Because it consists of little more than an inexpensive metal frame and a vinyl liner, an above-ground pool is a great alternative to a built-in pool for budget-conscious homeowners. Unfortunately, however, above-ground pools can collapse. Frames are usually constructed from corrugated sheet metal, and while it's strong, sheet metal can't always withstand the extra weight of several inches of melting snow and/or ice. If the pool has been improperly installed on sloping ground, even the weight of the pool water itself can be enough to cause a collapse. Moreover, the metal fasteners holding the frame together don't last forever. They can corrode and fail. When that happens and the frame starts to separate, it doesn't take long for the worst to happen.
Install the Pool on Level Ground
It's best to install your pool on a concrete pad, but many homeowners prefer to save money by instead installing the pool on pavers. This is an acceptable practice as long as the ground is flat, but it often isn't, especially when installers have leveled the ground manually. If the water level in the pool is higher on one side than the other, the frame can fail on the side with the higher level. According to one installer, the threshold difference is about 3 inches; less than that, and the pool is probably safe, but more than that, and a collapse is probable.
When installing a pool on rocky or root-bound terrain, ensure that no rocks or roots are sticking up in the middle of the pad. Once you fill the pool with water, anything pressing against the liner could rupture it.
Follow the Assembly Instructions
Many do-it-yourselfers don't like to follow instruction manuals, but if you're installing an above-ground pool, that's a very bad habit. Framing kits come with a variety of screws and brackets, and if you misuse any of these parts, the frame won't be able to withstand the weight of the water. Go over the manual carefully and check all the parts before you begin assembly; then consult the manual again during assembly to make sure you're doing it right.
You especially need the manual when installing the liner. Manufacturers usually package the liners in such a way as to make them easy to unroll -- as long as you do it in the recommended way -- and that minimizes the possibility of wrinkles when you attach the liner to the frame. Wrinkles can cause the liner to slip from the frame and spill the contents of the pool all over your backyard.
Maintain the Frame Regularly
Pool maintenance involves balancing the chemicals in the water and adding algicides and clarifiers when needed. When the pool is an above-ground one, maintenance also involves checking for loose or corroded fasteners on the frame and tightening or replacing them whenever necessary. When a screw starts to corrode, you can often save it by painting it, but it's safer to replace it. If you notice rust on the sheet metal frame, treat it with a rust inhibitor and paint it as soon as possible to prevent the frame from breaking down.
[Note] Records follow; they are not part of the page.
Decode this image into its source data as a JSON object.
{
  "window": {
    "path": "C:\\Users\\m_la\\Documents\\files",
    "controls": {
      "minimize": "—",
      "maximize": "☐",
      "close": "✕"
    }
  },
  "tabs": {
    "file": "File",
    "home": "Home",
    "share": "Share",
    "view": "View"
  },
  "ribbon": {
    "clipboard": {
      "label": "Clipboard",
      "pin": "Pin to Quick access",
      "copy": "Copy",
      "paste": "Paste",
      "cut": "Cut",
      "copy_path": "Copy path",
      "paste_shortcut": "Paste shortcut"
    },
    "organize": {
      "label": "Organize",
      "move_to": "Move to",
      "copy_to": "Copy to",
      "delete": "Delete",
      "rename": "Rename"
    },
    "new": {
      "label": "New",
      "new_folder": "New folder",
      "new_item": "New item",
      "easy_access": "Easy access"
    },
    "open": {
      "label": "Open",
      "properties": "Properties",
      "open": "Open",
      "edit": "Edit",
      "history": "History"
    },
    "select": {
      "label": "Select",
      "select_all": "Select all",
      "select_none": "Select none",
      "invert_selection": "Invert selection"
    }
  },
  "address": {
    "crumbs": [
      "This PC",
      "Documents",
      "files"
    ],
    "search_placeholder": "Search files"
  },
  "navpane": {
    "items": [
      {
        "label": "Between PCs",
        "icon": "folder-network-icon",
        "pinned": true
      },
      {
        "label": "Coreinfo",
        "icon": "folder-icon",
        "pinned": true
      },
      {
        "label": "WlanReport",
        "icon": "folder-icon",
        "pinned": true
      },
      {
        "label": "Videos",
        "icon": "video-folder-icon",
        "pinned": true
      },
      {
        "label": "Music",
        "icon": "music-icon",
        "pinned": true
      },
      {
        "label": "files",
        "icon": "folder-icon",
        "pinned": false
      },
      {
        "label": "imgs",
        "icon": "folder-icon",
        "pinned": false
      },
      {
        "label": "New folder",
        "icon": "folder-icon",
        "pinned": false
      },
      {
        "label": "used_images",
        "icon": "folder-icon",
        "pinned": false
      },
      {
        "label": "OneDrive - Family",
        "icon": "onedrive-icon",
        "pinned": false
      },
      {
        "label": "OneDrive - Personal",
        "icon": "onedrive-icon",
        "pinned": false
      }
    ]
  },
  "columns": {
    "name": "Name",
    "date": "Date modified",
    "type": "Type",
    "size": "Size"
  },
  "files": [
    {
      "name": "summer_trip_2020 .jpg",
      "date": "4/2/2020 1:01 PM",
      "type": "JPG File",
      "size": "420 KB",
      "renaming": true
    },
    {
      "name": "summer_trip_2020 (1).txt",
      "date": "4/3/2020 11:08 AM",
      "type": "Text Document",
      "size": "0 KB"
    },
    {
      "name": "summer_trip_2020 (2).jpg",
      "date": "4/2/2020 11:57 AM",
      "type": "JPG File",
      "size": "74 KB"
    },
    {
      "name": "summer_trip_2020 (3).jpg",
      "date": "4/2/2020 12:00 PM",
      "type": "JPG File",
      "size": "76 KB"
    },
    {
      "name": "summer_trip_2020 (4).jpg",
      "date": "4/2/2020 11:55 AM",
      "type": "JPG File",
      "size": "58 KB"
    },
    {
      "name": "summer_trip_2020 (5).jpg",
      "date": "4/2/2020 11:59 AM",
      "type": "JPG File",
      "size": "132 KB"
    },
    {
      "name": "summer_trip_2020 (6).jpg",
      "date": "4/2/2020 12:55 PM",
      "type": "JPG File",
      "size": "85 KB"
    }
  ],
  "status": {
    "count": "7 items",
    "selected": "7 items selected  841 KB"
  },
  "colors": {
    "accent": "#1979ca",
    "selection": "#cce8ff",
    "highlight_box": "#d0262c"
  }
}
Winterize the Pool to Prevent Ice Damage
When you shut down your above-ground pool for the winter, it's important to leave some water in it to prevent damage from hydrostatic pressure. However, the pool shouldn't be completely filled. If it is, the expansion of the water as it turns into ice can push against the frame and cause damage that might not be apparent until you reopen the pool in the spring. To avoid this, drain the water to just below the skimmer and returns. Protect the plumbing lines by pouring pool-grade antifreeze through the return fittings and closing the fittings with threaded caps.
During the winter, ice and snow will collect on the pool cover, and the extra weight can damage the frame and cause a collapse. Leaving air pillows in the pool before you cover it forces melting snow and ice to drain off to the sides instead of pooling in the center and putting pressure on the frame. If you don't use pillows, be sure to pump water off the cover periodically during the winter.